Admiral Denis Hounsou Gbessemehlan
Maritime security is currently one of the biggest challenges facing the Benin Republic. When a transnational, organized criminal threat occurs at sea—an international domain—regional and international strategic approaches are needed to address maritime security. To do so, the Benin naval forces rely on information and resource sharing. The political will for this exists both in Benin and at the subregional level. Benin developed a national strategy for maritime protection and acquired three new patrol vessels. At the subregional level, the Economic Community Of West African States has created several maritime-security zones in the Gulf of Guinea. Benin hosts the headquarters of the Maritime Coordination Centre (MCC) for multinational pilot area E, which will soon be operational in Cotonou, the economic capital of Benin. This achievement is a great advantage for information sharing in the subregion.
A number of developments will impact the posture of our naval forces in the future. First, the discovery of oil in Beninese territorial waters will further infest the coastline with pirate attacks. Additionally, any failure of a state will result in its citizens spilling by sea over our border in search of easy money. Lastly, border disputes over territorial waters have an economic corollary that will weigh on our navy.

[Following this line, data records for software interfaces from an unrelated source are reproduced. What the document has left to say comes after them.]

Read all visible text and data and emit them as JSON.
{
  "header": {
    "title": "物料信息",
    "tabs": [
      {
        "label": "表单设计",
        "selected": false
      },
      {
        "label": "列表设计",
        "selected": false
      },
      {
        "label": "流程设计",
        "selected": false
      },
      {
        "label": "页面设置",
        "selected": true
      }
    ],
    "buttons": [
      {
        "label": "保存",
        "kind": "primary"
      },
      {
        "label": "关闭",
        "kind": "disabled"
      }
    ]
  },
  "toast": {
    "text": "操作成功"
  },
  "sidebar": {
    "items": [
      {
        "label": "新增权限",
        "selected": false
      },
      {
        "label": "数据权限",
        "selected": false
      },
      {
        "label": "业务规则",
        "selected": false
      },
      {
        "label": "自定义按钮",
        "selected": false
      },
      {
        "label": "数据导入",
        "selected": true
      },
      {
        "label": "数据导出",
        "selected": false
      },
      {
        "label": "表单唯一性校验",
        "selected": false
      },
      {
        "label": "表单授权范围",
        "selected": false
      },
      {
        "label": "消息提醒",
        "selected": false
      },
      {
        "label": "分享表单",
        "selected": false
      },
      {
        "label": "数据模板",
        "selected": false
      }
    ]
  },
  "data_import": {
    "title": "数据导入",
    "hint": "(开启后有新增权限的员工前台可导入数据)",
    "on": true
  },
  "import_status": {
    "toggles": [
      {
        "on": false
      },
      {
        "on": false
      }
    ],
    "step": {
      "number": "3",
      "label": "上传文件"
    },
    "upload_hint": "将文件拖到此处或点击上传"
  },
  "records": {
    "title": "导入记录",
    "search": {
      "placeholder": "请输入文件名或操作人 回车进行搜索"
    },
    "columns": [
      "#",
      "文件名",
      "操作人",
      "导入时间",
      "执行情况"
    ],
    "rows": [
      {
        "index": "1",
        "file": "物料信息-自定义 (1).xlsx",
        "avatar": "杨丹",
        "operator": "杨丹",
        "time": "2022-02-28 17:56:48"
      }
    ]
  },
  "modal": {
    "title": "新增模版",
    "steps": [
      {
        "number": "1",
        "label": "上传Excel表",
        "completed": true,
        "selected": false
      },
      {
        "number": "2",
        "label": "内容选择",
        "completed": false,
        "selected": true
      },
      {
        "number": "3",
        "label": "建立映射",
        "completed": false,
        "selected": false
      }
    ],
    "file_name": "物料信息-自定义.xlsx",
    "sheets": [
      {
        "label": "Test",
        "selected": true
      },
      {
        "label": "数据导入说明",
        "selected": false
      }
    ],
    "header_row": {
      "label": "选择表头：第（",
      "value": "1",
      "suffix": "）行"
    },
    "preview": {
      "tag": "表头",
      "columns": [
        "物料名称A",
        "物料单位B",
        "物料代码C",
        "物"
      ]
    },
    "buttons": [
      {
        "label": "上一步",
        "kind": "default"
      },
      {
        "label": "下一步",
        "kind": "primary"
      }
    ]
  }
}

To address these changes, a multilateral partnership with countries interested in Gulf of Guinea security challenges and with international institutions (such as with the International Maritime Organization or the United Nations Food and Agriculture Organization) is essential. For maximum security in our maritime space, the naval forces in charge of security require common regional mobilization and a convergence of strategy. Moreover, this policy approach should be extended to a judiciary court so that criminals can be prosecuted by a body of law separate from that of their home country.
Consequently, the Benin naval forces recommend a regional, comprehensive partnership agreement to develop a strong maritime community—managed by the MCC—to maintain an effective and sustainable governance in maritime public domain, harmonize laws and international regulations governing the maritime field, and encourage a good education and training program for partners in the subregion.
Meanwhile, each country must make the effort to improve its means and ensure its own internal security. In this context, the Benin naval force’s short-term goal is to build a naval base in Seme, in addition to Cotonou and Grand Popo, to control its national and territorial coastline.